--- WHAT YOU ARE ASKED TO DO ---
Using the data below, return every line that holds the word "days".

--- Dataset rows describing interfaces ---
+ + + + + + +

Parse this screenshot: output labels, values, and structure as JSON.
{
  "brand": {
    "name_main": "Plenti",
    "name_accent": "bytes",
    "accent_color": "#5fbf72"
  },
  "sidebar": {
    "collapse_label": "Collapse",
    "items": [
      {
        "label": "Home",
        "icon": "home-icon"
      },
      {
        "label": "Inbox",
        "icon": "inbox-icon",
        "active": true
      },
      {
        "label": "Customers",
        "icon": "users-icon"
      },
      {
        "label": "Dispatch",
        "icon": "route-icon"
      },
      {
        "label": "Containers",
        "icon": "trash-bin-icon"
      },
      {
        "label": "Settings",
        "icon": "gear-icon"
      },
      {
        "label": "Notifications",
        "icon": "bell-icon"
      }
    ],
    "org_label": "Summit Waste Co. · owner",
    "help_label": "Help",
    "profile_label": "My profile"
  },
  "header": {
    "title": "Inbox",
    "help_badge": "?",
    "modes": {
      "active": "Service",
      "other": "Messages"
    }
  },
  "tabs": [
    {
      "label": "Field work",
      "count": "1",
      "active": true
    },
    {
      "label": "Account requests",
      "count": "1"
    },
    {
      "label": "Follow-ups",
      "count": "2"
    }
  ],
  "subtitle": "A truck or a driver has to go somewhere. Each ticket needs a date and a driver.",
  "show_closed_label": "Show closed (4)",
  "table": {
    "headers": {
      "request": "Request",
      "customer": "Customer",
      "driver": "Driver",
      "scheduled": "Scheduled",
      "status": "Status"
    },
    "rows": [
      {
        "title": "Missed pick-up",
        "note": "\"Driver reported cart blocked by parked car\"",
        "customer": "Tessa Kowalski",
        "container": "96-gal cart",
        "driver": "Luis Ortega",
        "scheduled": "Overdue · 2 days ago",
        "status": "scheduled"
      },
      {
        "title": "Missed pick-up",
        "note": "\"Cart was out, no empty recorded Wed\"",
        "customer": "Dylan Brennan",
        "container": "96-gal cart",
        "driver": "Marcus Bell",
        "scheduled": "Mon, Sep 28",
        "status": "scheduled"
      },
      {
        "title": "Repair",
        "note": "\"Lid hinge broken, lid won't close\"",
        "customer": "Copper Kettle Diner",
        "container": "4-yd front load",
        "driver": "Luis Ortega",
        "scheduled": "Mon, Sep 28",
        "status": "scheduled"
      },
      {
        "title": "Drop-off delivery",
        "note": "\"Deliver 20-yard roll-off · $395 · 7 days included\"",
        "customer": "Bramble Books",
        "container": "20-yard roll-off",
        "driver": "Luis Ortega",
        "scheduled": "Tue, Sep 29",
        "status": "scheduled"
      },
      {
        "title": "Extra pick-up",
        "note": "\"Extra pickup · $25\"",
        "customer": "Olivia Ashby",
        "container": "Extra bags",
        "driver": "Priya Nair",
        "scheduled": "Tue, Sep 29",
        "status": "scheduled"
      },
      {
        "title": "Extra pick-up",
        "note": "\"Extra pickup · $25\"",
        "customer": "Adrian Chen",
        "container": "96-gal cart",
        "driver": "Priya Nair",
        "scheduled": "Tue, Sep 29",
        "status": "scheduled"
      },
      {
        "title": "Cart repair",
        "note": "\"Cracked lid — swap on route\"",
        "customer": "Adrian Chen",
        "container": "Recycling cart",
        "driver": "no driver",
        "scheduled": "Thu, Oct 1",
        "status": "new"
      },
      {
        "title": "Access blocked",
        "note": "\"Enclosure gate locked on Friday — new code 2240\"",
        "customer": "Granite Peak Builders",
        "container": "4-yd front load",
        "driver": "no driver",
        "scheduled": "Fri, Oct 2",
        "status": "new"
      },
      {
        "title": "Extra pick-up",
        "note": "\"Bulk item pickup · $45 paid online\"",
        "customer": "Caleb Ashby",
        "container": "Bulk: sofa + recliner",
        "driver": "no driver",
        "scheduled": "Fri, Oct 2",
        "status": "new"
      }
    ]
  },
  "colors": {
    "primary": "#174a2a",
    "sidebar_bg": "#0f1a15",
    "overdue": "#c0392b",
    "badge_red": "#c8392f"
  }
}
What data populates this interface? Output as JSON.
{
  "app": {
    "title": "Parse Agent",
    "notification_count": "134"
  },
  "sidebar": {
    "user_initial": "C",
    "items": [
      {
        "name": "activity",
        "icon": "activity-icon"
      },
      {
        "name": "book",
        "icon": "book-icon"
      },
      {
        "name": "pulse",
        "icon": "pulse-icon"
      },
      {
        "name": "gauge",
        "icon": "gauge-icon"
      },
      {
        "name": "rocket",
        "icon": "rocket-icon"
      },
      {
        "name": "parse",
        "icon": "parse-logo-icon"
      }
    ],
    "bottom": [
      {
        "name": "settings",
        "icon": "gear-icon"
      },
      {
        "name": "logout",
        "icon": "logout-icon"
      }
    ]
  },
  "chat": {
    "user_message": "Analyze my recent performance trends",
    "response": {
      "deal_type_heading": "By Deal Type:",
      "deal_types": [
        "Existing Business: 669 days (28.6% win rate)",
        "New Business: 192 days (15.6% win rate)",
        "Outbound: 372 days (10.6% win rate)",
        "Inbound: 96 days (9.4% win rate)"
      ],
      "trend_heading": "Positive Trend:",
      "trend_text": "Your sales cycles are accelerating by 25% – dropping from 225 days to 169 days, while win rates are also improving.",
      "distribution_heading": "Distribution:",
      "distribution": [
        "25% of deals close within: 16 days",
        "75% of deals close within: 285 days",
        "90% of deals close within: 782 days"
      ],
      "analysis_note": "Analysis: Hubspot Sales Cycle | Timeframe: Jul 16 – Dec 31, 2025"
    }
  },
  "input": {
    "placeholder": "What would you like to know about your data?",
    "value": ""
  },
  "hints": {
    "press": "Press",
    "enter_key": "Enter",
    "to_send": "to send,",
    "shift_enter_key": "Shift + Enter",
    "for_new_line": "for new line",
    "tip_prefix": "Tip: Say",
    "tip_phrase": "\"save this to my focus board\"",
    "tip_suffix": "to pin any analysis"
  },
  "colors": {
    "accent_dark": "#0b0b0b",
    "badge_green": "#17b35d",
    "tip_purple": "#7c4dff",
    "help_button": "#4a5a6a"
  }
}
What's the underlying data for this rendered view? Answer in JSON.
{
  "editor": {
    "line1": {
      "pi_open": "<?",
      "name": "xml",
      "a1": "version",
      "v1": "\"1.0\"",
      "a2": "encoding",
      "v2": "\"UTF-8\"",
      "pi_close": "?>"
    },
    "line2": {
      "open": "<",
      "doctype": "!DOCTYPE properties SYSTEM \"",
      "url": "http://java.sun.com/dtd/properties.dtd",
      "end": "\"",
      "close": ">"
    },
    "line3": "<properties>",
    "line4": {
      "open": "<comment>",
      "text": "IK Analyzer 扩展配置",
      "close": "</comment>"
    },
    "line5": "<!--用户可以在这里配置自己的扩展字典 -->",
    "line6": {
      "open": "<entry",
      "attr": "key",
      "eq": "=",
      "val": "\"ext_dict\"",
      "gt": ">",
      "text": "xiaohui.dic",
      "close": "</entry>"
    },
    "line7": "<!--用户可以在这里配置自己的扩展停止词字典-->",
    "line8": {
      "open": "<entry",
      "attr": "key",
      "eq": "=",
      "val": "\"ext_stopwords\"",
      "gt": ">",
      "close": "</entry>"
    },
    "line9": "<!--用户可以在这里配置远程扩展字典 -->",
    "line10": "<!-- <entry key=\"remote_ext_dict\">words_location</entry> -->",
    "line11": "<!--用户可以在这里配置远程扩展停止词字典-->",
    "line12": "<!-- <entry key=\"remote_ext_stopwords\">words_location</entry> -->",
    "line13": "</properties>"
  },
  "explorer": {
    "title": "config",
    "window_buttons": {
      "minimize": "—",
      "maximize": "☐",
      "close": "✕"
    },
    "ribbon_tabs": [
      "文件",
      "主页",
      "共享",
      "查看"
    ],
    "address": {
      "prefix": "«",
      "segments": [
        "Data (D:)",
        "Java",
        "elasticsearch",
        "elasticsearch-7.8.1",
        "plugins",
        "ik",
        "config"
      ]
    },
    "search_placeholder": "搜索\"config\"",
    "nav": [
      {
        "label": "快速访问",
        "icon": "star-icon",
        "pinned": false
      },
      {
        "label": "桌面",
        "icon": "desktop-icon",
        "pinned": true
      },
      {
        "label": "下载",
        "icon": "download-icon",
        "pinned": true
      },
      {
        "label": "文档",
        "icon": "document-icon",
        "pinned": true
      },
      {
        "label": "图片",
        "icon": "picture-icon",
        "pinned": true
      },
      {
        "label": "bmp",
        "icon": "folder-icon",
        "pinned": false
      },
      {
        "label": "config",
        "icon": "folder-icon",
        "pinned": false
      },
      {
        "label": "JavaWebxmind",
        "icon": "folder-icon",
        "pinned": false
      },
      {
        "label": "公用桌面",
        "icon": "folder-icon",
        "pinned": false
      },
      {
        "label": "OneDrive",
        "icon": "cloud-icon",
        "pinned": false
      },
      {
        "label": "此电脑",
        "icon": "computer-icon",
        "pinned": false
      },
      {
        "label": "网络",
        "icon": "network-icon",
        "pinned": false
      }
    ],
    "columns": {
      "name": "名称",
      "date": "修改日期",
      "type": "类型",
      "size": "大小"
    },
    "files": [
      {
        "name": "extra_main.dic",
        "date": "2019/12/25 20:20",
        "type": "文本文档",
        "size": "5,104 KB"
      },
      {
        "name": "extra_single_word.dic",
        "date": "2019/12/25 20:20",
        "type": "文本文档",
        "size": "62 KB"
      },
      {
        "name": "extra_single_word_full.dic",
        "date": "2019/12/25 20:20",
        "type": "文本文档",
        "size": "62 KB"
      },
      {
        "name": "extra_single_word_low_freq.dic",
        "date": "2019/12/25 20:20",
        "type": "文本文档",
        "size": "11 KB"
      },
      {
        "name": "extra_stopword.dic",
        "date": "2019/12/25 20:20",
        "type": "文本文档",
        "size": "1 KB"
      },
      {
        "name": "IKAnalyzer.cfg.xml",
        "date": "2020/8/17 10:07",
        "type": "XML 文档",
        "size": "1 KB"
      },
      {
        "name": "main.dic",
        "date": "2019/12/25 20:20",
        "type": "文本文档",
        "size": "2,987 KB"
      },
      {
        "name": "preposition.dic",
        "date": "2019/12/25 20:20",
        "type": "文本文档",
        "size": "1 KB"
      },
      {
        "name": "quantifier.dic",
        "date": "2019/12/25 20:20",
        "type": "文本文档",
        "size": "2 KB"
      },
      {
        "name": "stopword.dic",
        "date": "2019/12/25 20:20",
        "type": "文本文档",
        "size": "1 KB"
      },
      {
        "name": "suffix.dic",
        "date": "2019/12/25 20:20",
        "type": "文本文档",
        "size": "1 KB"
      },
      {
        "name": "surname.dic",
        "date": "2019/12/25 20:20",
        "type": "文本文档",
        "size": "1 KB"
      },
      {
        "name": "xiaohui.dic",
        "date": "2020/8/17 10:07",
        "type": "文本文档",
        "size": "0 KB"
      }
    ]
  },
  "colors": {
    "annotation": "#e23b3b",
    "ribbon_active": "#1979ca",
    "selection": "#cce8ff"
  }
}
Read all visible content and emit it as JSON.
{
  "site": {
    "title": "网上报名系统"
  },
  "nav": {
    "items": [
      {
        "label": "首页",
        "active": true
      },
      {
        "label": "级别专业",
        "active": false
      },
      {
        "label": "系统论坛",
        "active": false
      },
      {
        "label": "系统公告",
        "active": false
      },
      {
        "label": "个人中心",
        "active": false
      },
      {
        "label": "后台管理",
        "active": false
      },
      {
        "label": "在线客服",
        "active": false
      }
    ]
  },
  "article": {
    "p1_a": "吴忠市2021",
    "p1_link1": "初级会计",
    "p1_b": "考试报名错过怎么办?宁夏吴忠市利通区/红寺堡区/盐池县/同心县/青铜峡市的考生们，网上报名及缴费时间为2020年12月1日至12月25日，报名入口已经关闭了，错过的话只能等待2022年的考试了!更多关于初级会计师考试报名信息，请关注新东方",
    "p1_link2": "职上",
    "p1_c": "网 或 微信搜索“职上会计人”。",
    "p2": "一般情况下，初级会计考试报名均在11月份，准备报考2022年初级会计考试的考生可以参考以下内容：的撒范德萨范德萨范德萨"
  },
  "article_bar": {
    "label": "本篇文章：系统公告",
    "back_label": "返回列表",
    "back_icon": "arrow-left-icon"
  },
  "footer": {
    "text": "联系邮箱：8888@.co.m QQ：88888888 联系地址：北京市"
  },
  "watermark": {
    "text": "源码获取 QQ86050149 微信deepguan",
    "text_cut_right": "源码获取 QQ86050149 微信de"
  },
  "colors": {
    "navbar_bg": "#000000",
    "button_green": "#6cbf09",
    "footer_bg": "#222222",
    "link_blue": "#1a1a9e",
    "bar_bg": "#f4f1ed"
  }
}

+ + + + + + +

--- TASK ANSWER ---
        "scheduled": "Overdue · 2 days ago",
        "note": "\"Deliver 20-yard roll-off · $395 · 7 days included\"",
        "Existing Business: 669 days (28.6% win rate)",
        "New Business: 192 days (15.6% win rate)",
        "Outbound: 372 days (10.6% win rate)",
        "Inbound: 96 days (9.4% win rate)"
      "trend_text": "Your sales cycles are accelerating by 25% – dropping from 225 days to 169 days, while win rates are also improving.",
        "25% of deals close within: 16 days",
        "75% of deals close within: 285 days",
        "90% of deals close within: 782 days"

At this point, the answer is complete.